Your assignment: When a line in the data below includes "JSON", count it; then give only the total.

Exercise materials:

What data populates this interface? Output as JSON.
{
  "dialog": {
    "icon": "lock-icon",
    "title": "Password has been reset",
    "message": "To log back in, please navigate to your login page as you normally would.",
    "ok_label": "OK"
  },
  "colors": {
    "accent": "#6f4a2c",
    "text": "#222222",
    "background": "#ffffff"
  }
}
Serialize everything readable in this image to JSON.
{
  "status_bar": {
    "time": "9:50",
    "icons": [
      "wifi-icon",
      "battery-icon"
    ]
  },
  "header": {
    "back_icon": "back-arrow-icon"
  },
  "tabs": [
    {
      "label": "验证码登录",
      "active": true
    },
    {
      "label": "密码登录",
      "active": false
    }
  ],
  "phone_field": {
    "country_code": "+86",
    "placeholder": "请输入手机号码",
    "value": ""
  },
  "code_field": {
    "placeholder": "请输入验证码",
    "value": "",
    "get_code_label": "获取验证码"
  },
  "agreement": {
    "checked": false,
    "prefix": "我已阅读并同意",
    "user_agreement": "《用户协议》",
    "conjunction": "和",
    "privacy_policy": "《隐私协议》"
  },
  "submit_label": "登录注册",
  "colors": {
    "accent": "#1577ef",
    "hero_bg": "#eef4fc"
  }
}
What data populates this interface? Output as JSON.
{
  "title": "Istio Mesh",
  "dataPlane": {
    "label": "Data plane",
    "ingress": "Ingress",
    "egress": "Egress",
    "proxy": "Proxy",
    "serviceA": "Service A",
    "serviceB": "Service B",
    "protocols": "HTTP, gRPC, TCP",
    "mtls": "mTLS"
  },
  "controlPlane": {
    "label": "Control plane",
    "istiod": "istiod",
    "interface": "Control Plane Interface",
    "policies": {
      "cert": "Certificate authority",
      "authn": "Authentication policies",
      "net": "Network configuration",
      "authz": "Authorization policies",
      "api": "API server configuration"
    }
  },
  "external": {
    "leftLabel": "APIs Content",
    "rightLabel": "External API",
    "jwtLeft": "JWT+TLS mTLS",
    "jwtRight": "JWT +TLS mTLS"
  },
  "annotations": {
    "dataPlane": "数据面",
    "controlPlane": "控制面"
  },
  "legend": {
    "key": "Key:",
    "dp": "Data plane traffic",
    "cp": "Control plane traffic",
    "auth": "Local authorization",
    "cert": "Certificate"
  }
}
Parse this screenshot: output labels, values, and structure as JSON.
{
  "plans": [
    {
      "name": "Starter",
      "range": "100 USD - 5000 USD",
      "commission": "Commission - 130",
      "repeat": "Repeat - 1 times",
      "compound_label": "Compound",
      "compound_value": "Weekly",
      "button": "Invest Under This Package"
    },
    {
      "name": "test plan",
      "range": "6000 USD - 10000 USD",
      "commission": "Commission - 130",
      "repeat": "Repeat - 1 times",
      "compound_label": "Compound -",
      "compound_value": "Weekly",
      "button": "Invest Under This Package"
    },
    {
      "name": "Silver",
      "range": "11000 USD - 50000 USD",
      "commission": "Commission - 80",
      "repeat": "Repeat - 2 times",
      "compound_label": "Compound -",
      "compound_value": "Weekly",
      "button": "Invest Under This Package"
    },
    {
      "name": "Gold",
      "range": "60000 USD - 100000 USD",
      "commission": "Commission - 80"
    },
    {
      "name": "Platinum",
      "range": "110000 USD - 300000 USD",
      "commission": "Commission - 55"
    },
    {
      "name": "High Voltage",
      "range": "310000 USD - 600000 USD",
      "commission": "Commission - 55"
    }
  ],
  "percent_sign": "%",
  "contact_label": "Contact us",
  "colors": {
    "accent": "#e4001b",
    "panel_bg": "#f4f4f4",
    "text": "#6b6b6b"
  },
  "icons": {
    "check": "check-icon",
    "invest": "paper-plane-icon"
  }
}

Your response: 4